Records drawn from a dataset
___
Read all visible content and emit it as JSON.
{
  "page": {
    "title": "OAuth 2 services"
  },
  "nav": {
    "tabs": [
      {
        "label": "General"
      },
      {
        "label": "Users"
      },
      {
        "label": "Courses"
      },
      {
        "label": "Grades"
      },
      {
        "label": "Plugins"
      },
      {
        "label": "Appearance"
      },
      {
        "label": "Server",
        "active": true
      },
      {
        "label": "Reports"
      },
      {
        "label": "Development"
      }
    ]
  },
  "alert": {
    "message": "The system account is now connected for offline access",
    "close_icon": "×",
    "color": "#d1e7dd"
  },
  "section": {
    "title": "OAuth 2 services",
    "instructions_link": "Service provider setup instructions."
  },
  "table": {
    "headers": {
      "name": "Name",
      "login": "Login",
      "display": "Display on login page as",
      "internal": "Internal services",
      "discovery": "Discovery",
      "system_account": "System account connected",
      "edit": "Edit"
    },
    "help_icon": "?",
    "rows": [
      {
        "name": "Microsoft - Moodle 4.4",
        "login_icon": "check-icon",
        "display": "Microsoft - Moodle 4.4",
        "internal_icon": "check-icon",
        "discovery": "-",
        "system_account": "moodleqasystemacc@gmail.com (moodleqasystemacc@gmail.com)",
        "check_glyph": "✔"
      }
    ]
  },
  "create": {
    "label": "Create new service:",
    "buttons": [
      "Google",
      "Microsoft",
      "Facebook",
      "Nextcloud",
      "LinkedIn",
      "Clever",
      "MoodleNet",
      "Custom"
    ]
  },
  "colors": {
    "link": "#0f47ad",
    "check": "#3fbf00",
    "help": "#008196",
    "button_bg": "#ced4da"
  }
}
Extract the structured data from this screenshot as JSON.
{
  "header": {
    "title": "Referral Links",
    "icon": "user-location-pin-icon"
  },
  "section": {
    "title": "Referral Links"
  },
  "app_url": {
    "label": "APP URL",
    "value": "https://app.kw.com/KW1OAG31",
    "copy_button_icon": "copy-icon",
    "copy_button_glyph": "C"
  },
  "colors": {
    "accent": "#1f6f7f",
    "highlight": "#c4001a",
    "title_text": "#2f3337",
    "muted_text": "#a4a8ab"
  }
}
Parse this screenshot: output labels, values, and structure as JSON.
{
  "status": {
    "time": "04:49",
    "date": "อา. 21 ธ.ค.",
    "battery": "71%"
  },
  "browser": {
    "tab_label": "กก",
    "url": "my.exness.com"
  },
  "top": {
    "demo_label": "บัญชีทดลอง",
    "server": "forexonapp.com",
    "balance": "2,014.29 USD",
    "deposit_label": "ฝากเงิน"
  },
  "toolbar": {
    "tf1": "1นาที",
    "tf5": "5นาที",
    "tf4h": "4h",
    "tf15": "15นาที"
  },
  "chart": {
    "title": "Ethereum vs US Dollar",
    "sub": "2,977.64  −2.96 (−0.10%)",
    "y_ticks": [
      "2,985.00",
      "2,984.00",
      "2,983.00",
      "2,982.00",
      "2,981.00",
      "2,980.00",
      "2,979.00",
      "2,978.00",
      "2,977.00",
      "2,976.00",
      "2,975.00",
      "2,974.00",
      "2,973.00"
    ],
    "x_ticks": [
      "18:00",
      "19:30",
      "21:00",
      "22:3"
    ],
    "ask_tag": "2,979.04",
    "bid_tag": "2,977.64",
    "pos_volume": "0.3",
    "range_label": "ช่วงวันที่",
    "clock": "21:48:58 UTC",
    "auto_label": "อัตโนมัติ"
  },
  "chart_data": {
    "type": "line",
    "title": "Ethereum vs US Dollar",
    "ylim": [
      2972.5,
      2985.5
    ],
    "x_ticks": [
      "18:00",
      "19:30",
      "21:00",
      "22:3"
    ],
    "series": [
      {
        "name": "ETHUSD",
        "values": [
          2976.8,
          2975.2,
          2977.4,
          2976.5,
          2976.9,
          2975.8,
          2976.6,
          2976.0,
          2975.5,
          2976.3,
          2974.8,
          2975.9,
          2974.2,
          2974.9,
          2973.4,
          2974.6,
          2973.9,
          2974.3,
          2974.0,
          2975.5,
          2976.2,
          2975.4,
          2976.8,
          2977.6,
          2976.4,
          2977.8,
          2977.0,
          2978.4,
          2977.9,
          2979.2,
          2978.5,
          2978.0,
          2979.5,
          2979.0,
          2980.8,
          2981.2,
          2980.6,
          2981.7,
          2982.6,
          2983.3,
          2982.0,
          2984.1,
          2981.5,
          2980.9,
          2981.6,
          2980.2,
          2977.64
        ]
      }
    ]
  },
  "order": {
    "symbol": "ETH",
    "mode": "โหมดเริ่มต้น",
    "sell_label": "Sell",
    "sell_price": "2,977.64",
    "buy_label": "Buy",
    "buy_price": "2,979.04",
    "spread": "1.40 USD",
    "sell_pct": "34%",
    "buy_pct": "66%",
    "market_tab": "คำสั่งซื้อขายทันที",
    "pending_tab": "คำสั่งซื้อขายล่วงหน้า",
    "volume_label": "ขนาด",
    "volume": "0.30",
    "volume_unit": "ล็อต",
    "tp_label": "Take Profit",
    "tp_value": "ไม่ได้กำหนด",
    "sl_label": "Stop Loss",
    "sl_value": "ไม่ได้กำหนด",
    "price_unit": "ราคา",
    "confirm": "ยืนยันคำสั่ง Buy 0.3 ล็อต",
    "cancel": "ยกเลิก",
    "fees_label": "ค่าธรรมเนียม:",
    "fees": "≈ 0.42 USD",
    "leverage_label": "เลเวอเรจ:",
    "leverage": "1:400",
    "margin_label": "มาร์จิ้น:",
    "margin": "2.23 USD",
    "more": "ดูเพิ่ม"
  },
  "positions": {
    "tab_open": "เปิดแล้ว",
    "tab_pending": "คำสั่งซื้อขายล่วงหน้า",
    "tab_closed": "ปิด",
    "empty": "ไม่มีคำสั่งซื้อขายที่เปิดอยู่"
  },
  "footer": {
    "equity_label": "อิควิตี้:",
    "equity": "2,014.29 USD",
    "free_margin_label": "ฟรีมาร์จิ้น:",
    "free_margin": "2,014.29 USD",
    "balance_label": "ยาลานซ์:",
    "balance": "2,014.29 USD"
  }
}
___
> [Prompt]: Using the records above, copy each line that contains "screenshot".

> [Response box]:
Extract the structured data from this screenshot as JSON.
Parse this screenshot: output labels, values, and structure as JSON.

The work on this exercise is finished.